Who made out better: Philadelphia or New England?
Personally, I'd say it was about even.
The Eagles did get more than the Patriots did. This is obvious. in addition to a second-round pick in next year's draft, they also got a cornerback who was himself a first-round pick in 2008. Many Cardinals fans are looking at the trade as a rip-off . . . with them as the victims.
On the other hand, the Patriots have two things going for them:
The Eagles don't get their pick until next spring. Moreover, the value of that pick depends on how well Kolb performs in Arizona. If he leads them to the playoffs, then the best the Eagles can get is pick #53. The Patriots got their pick in the 2009 draft, the same year they traded Cassel, and it was the #34 pick overall. Given that Arizona plays in the pit of mediocre that is the NFC West, it is hard to see the Cardinals stinking up the joint badly enough to give the Eagles a pick above #40.

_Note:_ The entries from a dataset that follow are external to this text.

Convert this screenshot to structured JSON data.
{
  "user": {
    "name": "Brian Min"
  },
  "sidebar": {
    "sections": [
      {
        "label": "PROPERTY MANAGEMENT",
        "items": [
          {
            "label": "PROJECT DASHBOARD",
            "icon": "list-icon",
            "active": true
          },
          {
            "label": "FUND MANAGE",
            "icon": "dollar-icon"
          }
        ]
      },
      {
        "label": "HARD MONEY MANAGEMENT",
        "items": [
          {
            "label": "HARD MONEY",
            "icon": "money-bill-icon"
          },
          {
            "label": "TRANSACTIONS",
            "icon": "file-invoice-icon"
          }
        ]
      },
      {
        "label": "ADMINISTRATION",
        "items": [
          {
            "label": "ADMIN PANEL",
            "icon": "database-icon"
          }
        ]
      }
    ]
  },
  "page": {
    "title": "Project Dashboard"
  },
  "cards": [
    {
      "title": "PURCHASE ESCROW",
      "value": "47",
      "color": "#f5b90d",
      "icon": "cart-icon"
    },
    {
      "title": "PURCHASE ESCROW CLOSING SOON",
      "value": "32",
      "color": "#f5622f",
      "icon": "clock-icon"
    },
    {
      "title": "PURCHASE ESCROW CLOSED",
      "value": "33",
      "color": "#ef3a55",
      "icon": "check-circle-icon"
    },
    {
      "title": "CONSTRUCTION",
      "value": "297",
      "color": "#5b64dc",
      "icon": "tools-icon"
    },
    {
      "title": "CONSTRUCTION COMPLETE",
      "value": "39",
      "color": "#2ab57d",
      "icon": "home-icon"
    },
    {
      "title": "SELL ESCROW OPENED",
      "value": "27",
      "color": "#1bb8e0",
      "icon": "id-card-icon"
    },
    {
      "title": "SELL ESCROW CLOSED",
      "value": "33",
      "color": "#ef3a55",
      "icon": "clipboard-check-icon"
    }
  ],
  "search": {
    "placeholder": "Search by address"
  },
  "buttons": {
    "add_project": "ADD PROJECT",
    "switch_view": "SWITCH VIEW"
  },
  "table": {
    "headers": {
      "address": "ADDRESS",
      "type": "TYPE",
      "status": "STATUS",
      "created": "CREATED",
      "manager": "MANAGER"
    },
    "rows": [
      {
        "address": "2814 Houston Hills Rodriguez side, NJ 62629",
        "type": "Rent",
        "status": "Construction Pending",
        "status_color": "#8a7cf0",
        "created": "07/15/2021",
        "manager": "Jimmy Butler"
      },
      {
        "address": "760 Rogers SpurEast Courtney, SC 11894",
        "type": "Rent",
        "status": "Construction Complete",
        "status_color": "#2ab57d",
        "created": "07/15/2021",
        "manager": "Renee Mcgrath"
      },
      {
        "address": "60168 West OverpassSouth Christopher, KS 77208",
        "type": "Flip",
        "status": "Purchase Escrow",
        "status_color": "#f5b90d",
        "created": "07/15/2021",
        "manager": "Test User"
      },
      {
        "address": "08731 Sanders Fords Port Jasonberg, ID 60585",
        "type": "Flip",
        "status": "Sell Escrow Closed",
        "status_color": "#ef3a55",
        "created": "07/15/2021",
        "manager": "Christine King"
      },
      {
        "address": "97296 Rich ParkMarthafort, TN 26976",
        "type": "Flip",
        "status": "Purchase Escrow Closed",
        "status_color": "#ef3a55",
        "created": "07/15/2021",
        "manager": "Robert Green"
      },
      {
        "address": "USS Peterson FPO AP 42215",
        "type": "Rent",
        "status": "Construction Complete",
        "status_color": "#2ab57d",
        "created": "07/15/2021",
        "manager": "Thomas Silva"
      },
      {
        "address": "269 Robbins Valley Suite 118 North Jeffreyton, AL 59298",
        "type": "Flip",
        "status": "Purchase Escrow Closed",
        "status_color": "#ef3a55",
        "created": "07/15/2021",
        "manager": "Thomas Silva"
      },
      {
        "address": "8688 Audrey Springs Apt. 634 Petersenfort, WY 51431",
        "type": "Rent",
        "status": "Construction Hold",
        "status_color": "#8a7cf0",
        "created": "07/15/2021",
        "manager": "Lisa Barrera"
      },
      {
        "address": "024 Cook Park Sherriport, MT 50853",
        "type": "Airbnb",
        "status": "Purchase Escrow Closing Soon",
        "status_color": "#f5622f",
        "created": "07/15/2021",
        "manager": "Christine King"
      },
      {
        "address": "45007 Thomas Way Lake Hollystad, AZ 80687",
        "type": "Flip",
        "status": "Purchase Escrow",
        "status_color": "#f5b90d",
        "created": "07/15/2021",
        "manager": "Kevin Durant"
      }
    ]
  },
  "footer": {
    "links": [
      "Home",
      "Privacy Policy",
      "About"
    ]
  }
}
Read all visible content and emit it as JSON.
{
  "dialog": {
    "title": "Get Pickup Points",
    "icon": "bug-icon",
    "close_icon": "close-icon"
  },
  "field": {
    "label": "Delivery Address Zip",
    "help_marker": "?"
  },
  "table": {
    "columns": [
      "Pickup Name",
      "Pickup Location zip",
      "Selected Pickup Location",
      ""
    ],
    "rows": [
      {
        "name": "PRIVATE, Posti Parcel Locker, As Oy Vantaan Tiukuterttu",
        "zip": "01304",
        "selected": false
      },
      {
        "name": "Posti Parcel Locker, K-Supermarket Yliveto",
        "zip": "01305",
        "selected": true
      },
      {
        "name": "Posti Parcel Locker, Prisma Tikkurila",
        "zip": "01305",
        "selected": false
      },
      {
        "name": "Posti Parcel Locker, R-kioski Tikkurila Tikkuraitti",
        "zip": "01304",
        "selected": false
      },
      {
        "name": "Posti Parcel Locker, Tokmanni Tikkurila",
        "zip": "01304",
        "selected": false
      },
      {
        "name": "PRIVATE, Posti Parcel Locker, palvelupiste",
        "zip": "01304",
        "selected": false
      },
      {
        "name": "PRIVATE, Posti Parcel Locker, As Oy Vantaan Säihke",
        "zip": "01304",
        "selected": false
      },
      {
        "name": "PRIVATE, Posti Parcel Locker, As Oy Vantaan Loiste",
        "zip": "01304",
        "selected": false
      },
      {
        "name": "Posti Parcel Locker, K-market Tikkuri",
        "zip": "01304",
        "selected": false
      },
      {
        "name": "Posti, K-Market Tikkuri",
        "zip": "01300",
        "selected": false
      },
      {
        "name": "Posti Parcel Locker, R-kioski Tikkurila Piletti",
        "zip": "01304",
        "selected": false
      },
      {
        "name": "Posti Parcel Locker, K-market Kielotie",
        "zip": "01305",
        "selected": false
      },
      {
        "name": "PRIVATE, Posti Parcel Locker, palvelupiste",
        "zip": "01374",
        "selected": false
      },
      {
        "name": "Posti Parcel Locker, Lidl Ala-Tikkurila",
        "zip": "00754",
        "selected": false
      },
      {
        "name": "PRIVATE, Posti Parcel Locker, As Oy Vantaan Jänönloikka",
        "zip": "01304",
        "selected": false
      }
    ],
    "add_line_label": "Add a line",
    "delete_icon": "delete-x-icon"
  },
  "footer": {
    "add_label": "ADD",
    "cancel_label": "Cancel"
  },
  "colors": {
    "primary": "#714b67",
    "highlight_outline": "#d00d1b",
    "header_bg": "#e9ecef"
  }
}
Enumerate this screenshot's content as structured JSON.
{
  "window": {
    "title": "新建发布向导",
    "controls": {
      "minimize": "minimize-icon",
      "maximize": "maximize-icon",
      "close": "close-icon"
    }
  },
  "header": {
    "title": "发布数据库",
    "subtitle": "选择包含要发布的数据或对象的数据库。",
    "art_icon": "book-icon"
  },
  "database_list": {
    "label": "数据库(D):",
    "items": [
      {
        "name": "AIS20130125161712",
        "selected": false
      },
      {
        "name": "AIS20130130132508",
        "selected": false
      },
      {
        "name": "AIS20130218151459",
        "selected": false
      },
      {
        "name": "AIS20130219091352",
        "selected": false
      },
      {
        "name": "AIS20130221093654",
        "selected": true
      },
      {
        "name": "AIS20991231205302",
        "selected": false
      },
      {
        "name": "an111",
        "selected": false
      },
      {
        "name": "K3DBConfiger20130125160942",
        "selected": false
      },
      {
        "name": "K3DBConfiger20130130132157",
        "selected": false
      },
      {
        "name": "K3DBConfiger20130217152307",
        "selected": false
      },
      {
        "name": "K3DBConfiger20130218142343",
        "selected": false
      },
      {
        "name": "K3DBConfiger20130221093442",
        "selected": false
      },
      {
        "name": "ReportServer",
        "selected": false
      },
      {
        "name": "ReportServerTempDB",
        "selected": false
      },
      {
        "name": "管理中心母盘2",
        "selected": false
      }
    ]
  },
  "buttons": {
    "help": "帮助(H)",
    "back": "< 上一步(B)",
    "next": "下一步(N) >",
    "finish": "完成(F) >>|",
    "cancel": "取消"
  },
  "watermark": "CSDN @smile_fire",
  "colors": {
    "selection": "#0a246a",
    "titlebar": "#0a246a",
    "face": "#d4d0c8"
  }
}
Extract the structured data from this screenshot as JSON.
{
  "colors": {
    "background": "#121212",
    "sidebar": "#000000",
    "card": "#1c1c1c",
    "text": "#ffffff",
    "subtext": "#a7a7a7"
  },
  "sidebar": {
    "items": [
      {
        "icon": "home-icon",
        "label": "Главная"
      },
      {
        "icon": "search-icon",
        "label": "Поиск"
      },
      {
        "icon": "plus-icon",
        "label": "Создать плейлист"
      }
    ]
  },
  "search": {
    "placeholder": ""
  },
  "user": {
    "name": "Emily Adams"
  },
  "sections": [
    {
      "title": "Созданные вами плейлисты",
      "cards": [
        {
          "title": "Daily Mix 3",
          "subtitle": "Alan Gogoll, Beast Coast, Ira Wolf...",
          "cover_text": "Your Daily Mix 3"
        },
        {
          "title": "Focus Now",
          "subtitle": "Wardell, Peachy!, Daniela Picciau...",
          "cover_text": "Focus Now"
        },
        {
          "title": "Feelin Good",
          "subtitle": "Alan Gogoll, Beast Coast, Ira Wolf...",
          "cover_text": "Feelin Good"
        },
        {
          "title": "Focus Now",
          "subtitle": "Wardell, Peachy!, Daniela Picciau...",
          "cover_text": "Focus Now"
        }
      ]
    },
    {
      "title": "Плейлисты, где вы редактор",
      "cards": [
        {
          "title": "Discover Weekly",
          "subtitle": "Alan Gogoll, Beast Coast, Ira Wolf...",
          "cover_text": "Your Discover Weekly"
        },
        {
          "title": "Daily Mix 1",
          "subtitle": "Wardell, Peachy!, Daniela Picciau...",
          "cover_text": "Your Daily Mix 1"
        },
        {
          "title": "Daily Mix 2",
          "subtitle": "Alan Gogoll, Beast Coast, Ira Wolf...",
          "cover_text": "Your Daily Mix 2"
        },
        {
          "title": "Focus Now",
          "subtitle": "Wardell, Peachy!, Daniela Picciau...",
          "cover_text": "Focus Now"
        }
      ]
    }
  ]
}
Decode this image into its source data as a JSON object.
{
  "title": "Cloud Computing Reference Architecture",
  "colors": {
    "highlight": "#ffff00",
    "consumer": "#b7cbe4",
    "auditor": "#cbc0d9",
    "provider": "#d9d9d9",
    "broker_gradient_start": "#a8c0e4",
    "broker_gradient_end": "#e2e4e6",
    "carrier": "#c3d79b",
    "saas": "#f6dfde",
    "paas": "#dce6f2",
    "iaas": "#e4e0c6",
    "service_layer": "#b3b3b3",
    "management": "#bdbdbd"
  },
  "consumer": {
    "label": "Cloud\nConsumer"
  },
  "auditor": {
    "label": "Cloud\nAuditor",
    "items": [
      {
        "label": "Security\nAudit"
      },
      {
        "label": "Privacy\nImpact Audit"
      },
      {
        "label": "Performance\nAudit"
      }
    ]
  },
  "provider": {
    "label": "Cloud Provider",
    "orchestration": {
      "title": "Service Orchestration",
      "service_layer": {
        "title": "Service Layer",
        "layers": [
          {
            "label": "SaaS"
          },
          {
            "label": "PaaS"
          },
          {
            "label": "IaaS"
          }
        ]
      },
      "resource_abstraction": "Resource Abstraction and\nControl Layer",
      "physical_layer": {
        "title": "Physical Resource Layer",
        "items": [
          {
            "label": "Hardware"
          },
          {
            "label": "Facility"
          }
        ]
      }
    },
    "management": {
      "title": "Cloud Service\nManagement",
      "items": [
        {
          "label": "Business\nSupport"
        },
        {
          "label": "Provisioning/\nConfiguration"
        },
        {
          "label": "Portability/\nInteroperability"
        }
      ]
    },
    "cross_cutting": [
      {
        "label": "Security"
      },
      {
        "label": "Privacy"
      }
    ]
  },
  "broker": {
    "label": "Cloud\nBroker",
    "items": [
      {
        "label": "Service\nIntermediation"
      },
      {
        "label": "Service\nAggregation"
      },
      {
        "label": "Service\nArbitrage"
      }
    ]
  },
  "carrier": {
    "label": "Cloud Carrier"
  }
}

The Eagles paid a lot more for Kolb. Don't forget that Kevin Kolb was the #36 pick in the 2007 draft. In other words, the Eagles paid a second-round pick to get him in 2007, and are getting a second-round pick in return. Not only that, though, but in order to secure his rights through 2011, the Eagles had to pay him a $10 million signing bonus in 2010. That money isn't coming back.
On the other hand, the Patriots only needed to invest a seventh-round draft pick to land Cassel, and his entire four-year contract cost the Patriots less than $2 million. So, getting back the #34 pick for Cassel, even if they had to throw in Vrabel (admittedly, I think Bill Belichick would have preferred to give them Adalius Thomas, but the salary cap prohibited that move), is still very good value.
So, all in all, I'd call it a draw.